START Data in this exercise

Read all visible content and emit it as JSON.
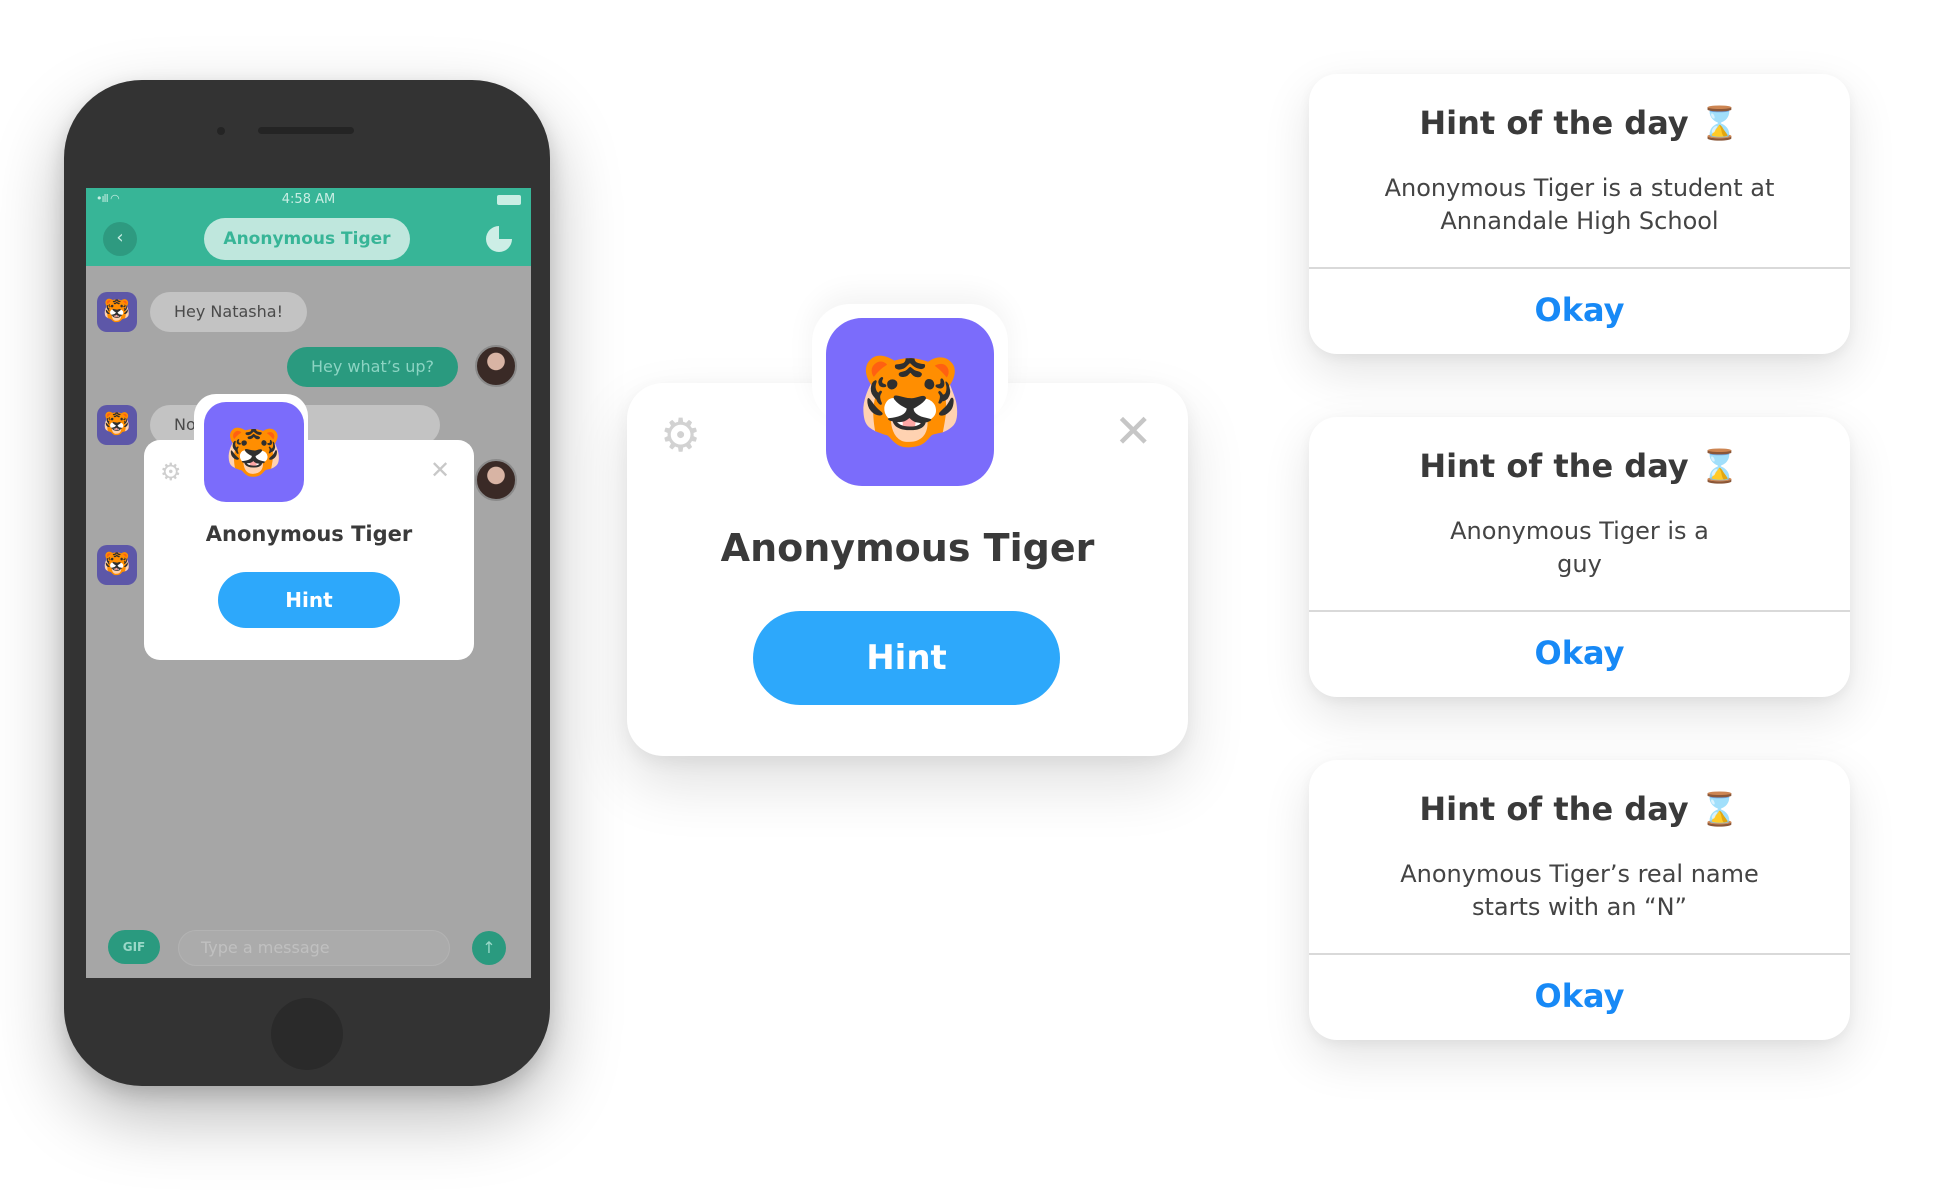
{
  "phone": {
    "status": {
      "signal": "•ıll ◠",
      "time": "4:58 AM"
    },
    "header": {
      "back_icon": "chevron-left-icon",
      "back_glyph": "‹",
      "title": "Anonymous Tiger",
      "progress_icon": "pie-timer-icon",
      "accent": "#37b597"
    },
    "messages": [
      {
        "from": "them",
        "text": "Hey Natasha!"
      },
      {
        "from": "me",
        "text": "Hey what’s up?"
      },
      {
        "from": "them",
        "text": "Not much stats"
      }
    ],
    "tiger_emoji": "🐯",
    "composer": {
      "gif_label": "GIF",
      "placeholder": "Type a message",
      "send_glyph": "↑"
    },
    "popup": {
      "name": "Anonymous Tiger",
      "hint_label": "Hint",
      "gear_glyph": "⚙",
      "close_glyph": "✕"
    }
  },
  "card": {
    "tiger_emoji": "🐯",
    "gear_glyph": "⚙",
    "close_glyph": "✕",
    "name": "Anonymous Tiger",
    "hint_label": "Hint",
    "tile_color": "#7b6cfb",
    "button_color": "#2da8fb"
  },
  "alerts": [
    {
      "title": "Hint of the day",
      "icon": "⌛",
      "body": "Anonymous Tiger is a student at Annandale High School",
      "button": "Okay"
    },
    {
      "title": "Hint of the day",
      "icon": "⌛",
      "body": "Anonymous Tiger is a guy",
      "button": "Okay"
    },
    {
      "title": "Hint of the day",
      "icon": "⌛",
      "body": "Anonymous Tiger’s real name starts with an “N”",
      "button": "Okay"
    }
  ],
  "colors": {
    "link_blue": "#1789f6",
    "text_dark": "#3a3a3a"
  }
}
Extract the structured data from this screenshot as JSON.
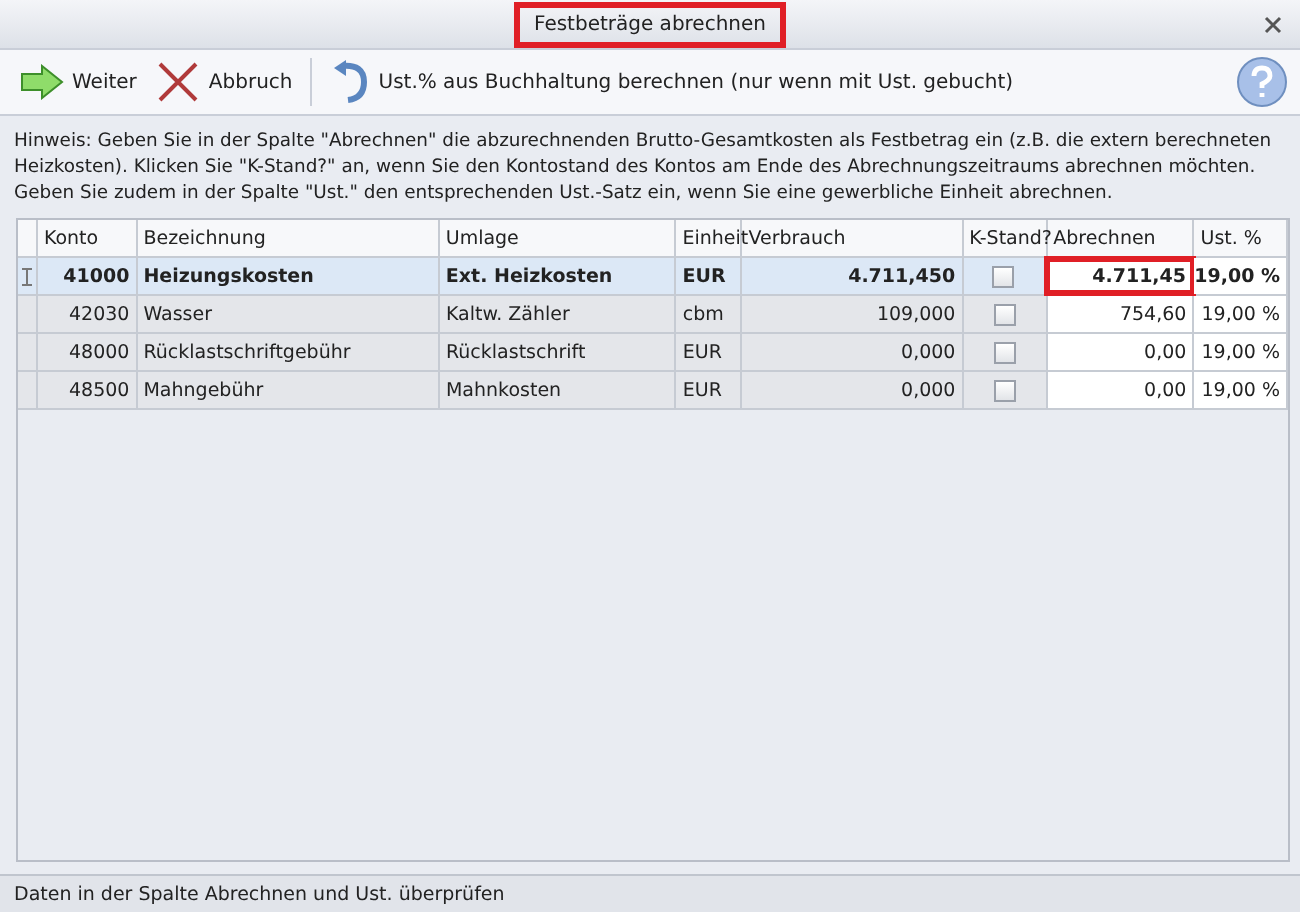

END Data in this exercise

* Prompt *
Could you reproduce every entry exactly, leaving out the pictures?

* Your response *
Read all visible content and emit it as JSON.
{
  "phone": {
    "status": {
      "signal": "•ıll ◠",
      "time": "4:58 AM"
    },
    "header": {
      "back_icon": "chevron-left-icon",
      "back_glyph": "‹",
      "title": "Anonymous Tiger",
      "progress_icon": "pie-timer-icon",
      "accent": "#37b597"
    },
    "messages": [
      {
        "from": "them",
        "text": "Hey Natasha!"
      },
      {
        "from": "me",
        "text": "Hey what’s up?"
      },
      {
        "from": "them",
        "text": "Not much stats"
      }
    ],
    "tiger_emoji": "🐯",
    "composer": {
      "gif_label": "GIF",
      "placeholder": "Type a message",
      "send_glyph": "↑"
    },
    "popup": {
      "name": "Anonymous Tiger",
      "hint_label": "Hint",
      "gear_glyph": "⚙",
      "close_glyph": "✕"
    }
  },
  "card": {
    "tiger_emoji": "🐯",
    "gear_glyph": "⚙",
    "close_glyph": "✕",
    "name": "Anonymous Tiger",
    "hint_label": "Hint",
    "tile_color": "#7b6cfb",
    "button_color": "#2da8fb"
  },
  "alerts": [
    {
      "title": "Hint of the day",
      "icon": "⌛",
      "body": "Anonymous Tiger is a student at Annandale High School",
      "button": "Okay"
    },
    {
      "title": "Hint of the day",
      "icon": "⌛",
      "body": "Anonymous Tiger is a guy",
      "button": "Okay"
    },
    {
      "title": "Hint of the day",
      "icon": "⌛",
      "body": "Anonymous Tiger’s real name starts with an “N”",
      "button": "Okay"
    }
  ],
  "colors": {
    "link_blue": "#1789f6",
    "text_dark": "#3a3a3a"
  }
}
Extract the structured data from this screenshot as JSON.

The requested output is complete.